By Gwyneth K. Shaw
With an eye on aligning student enthusiasm with some of Berkeley Law’s strongest offerings, the school’s Admissions Office is repackaging some gift aid into a new set of scholarships.
Coming from the existing financial aid budget, these grants were developed in consultation with the school’s faculty, many of whom will mentor and collaborate with recipients. They’ll also leverage its many and varied research centers and institutes, including the Center for Law, Energy, & the Environment, the Berkeley Center for Law and Business, the Berkeley Center for Law & Technology, the Thelton E. Henderson Center for Social Justice, and the Center for the Study of Law and Society, as well as the school’s Ph.D.-granting Jurisprudence & Social Policy (JSP) Program, an interdisciplinary powerhouse.
“We went into this with a recognition about what our admitted students are most interested in and most committed to and what some of Berkeley Law’s incredible strengths are — and where the two could meet in the middle,” Dean of Admissions and Financial Aid Kristin Theis-Alvarez says. “That seemed like a win for everyone.”
The new categories, which will be offered to students admitted for the 2023-2024 academic year, begin at $45,000 per year and can extend up to full law school tuition and fees, estimated at $62,566.50 for California residents and $74,994.50 for out-of-state students. They are:
- Berkeley Law & Society Scholars, aimed at students interested in domestic and international policy. That covers a wide variety of interests, including environmental and climate law, education law, and comparative legal studies.

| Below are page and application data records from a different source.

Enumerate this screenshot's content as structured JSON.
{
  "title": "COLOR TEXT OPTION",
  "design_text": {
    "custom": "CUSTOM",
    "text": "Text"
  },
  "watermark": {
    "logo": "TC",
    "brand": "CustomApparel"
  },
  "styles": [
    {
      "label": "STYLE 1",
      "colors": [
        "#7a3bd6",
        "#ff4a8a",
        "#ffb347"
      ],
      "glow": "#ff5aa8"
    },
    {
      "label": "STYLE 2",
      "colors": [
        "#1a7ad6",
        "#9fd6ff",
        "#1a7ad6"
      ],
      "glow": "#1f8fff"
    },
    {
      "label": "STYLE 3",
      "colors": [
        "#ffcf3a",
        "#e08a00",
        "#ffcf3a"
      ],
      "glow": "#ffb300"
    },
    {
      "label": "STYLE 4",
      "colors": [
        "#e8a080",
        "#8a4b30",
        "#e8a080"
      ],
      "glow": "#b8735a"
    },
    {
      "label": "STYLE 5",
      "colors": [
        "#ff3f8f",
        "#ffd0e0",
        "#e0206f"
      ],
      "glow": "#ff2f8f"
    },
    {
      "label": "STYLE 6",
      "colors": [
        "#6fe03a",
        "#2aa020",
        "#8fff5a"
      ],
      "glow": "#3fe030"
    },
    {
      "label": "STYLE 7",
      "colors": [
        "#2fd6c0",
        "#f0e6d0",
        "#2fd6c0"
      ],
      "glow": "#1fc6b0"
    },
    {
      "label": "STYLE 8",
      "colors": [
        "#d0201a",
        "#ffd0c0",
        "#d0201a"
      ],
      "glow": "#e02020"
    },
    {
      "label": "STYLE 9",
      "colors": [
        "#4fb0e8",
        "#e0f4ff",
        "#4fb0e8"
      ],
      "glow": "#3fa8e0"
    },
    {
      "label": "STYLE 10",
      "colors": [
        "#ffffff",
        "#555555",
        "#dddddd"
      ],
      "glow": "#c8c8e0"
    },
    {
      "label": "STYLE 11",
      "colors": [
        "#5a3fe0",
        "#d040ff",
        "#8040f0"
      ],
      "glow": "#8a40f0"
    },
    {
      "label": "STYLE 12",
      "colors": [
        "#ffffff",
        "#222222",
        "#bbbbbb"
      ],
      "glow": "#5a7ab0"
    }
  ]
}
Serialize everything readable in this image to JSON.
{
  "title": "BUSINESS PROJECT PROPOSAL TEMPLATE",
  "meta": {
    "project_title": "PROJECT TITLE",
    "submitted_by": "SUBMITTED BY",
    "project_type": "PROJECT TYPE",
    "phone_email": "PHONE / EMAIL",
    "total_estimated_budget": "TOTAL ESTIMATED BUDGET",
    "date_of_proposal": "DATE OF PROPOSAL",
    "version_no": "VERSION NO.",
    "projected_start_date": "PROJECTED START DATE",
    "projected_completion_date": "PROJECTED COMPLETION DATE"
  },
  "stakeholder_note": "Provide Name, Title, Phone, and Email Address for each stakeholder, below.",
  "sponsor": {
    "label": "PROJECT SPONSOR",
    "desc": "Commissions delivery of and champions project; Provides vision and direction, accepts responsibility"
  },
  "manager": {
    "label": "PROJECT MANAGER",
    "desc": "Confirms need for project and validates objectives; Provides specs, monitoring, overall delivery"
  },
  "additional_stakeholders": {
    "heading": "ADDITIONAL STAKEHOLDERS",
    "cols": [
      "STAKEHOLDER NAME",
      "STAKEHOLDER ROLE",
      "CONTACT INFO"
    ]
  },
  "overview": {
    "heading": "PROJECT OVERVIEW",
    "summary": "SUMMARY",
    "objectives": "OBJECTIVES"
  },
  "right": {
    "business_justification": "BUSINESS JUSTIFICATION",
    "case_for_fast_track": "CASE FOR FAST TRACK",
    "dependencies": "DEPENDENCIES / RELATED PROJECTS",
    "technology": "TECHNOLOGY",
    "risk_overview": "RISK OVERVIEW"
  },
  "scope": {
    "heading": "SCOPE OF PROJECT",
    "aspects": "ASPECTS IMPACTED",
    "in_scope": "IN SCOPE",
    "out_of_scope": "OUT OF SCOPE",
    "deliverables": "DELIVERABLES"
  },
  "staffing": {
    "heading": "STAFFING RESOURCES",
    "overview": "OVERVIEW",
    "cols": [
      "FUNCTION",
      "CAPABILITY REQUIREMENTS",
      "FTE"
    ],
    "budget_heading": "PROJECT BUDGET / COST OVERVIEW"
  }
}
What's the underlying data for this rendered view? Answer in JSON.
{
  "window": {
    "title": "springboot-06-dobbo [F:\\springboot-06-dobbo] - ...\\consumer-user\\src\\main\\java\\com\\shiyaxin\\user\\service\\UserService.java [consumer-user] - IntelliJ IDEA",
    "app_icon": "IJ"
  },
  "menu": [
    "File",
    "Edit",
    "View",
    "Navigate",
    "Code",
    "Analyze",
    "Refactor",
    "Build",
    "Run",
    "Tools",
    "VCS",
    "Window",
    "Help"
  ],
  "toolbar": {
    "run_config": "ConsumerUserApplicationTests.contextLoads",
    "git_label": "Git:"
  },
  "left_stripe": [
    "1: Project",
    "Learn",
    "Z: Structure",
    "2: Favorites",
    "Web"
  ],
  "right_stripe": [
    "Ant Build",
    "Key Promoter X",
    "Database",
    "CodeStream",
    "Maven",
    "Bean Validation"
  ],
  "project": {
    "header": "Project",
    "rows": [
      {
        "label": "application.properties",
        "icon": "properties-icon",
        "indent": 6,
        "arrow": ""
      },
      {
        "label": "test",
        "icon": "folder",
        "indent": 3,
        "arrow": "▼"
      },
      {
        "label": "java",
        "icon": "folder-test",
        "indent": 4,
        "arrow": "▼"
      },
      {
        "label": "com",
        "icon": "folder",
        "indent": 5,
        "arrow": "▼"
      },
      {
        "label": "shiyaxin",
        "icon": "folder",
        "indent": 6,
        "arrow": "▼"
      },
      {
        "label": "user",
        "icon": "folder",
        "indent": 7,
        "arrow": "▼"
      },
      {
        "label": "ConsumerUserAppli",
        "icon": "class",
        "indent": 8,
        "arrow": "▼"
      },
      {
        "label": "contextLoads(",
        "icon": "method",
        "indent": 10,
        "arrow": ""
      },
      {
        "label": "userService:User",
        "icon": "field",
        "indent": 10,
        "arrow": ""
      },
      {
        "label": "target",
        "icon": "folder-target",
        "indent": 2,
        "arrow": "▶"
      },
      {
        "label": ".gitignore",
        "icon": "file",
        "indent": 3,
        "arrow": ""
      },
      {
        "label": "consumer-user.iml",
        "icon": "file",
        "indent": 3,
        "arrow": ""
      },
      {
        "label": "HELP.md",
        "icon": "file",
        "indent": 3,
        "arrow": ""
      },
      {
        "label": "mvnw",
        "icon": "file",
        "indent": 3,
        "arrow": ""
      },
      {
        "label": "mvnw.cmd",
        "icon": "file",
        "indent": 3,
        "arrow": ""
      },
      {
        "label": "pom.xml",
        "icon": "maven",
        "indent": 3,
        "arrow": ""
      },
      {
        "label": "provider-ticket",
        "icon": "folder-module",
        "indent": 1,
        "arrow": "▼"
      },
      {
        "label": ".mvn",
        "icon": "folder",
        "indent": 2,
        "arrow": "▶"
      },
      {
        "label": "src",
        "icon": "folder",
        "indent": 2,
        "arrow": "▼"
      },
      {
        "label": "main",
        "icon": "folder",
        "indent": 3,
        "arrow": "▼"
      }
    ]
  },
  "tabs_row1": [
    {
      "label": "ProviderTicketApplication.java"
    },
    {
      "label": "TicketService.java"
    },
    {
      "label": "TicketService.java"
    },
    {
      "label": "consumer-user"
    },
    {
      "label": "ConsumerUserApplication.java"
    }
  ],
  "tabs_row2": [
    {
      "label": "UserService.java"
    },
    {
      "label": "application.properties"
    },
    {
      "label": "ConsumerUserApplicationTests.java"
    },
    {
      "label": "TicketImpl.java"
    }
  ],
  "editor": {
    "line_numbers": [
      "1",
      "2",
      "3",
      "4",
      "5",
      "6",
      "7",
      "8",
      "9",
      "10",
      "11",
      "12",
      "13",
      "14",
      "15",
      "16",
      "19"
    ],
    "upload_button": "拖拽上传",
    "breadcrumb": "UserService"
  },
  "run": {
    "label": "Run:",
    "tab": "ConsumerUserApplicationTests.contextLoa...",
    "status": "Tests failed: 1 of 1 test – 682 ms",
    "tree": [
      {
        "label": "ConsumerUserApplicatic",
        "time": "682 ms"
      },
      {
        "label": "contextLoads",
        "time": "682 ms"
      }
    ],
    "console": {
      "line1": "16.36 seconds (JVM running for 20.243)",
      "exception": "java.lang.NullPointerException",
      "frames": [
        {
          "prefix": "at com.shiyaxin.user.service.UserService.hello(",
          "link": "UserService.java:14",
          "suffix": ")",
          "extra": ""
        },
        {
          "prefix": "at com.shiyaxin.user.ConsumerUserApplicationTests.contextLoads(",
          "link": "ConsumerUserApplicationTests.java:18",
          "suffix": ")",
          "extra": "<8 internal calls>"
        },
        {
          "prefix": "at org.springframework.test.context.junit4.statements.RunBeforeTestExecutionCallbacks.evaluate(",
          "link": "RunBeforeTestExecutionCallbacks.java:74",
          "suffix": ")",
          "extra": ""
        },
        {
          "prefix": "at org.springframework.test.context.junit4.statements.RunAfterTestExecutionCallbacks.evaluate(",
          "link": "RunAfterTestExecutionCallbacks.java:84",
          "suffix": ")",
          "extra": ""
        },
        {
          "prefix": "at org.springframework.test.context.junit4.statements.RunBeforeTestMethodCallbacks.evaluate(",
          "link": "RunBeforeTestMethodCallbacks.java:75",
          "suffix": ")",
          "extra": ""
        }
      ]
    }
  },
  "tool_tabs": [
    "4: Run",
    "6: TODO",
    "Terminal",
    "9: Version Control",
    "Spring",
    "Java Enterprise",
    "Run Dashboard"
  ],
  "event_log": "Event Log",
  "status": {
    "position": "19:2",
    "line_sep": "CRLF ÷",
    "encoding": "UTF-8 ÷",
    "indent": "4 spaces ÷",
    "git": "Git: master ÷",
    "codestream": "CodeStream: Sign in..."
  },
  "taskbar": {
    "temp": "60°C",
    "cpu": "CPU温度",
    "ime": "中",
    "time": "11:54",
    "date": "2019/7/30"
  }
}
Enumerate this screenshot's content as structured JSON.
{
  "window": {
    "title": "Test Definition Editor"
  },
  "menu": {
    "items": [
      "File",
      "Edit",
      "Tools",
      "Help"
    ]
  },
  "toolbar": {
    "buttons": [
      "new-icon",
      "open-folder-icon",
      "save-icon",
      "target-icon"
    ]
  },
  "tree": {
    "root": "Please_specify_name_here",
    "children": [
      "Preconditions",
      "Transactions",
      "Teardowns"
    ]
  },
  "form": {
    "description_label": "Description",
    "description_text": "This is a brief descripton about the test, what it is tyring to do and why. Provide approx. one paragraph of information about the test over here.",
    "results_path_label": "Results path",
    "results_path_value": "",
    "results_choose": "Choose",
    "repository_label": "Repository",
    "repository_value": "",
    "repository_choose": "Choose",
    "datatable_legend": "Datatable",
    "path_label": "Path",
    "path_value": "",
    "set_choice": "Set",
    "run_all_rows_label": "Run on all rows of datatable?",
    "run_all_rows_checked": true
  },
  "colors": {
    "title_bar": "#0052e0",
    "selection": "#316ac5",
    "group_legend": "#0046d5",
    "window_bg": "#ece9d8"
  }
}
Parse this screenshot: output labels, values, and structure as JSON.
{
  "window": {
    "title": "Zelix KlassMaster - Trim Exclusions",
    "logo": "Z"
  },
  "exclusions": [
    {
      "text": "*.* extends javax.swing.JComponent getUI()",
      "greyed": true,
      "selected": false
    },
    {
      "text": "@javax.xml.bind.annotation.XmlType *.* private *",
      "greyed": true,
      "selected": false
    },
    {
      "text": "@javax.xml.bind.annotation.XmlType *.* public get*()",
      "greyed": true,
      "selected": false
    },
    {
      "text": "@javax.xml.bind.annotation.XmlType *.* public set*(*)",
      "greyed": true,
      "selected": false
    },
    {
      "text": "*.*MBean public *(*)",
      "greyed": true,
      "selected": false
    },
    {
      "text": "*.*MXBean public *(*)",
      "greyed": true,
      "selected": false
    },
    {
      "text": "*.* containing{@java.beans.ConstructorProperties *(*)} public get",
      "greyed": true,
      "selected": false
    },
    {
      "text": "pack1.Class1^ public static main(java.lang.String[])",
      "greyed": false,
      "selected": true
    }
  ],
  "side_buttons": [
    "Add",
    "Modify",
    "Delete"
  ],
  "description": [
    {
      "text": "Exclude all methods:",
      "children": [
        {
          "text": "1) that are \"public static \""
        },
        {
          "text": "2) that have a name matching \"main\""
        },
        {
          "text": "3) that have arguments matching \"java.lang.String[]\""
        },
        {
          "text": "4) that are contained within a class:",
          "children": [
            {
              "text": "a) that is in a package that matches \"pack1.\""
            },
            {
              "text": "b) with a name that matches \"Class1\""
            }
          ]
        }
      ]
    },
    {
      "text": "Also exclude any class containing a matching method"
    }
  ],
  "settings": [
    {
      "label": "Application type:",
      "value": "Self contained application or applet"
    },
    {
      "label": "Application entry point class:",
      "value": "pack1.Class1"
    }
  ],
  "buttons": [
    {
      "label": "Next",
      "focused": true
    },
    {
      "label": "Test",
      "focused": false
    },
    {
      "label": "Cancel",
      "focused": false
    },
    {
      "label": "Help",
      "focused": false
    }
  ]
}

- Berkeley Builders Fellowship, focusing on students who are passionate about business and corporate law, including corporate sustainability, startup law, and entertainment and sports law.
- Berkeley Scholars in Law, designed for students who are planning to do one of three things: Design, conduct, and publish legal scholarship; seek work in an academic field that uses their legal training; or pursue a Ph.D. at the school or in another field as well as their J.D.
- Berkeley Justice Fellows, intended for students interested in social justice, including the spheres of civil rights, criminal justice, federal Indian or tribal law, reproductive justice, refugee and immigration law, and beyond.
- Berkeley Innovation Scholars, for students planning to study the intersection of law, technology, and society, from patent and intellectual property law to the regulation of emerging technologies.
Room for innovation
The categories are broad by design, Theis-Alvarez says, in order to provide room for what Berkeley Law students do frequently: Stretch the boundaries of traditional thinking, studying, and lawyering. A future Berkeley Innovation Scholar might work with patent law titan Professor Peter S. Menell, she says — or Professor Andrea Roth, who studies the way science is transforming evidence law.
Another example is sports law, Theis-Alvarez says. It fits easily into the business law realm, but also has labor and employment issues wrapped up in it, particularly involving unions. The question of how to financially support college athletes could be answered from a social and racial justice perspective as well.
This kind of flexibility fits with the acutely interdisciplinary nature of the school’s faculty and intellectual offerings, she says. She and her staff understand the appeal, thanks to their constant conversations with prospective and incoming students.
These new scholarships are intended to help students who want to explore new facets.
“We want people here who are approaching things from a different angle,” Theis-Alvarez says. “And we also want a kind of cross-pollination, following the idea that I care about something or think about it differently because we come from different backgrounds or places.
“That’s what we mean when we say intellectual diversity, which is a hallmark of this institution.”
Professor David Hausman is particularly excited about the Berkeley Scholars in Law category, designed to further strengthen the pipeline between the law school and legal researchers, particularly within the highly interdisciplinary JSP. A Ph.D. is increasingly a must-have credential for aspiring law professors.
Hausman was able to complete both his J.D. and Ph.D. in political science at Stanford thanks to a fully-funded program, and is eager to encourage more law students to expand their own goals.
“I love being an academic, so I’m excited that the law school is helping our students down the same path,” he says. “It’s always amazing when something comes up in a case in class, and it turns out a student is a world expert. Now that should happen even more often than before.”
For the time being, there aren’t numerical targets or limits for these new categories, Theis-Alvarez says. The school’s Public Interest Scholars Program, a three-year scholarship covering full tuition and fees for J.D. students dedicated to public interest work that began in 2021, is a model, she adds, as those students have forged a community within the larger school that’s produced broad benefits.
“They, and other students, have generated a lot of ideas that advance the school. We want to encourage them to spur the next wave of innovation, both here and in the legal profession,” she says. “The students are the catalyzers.”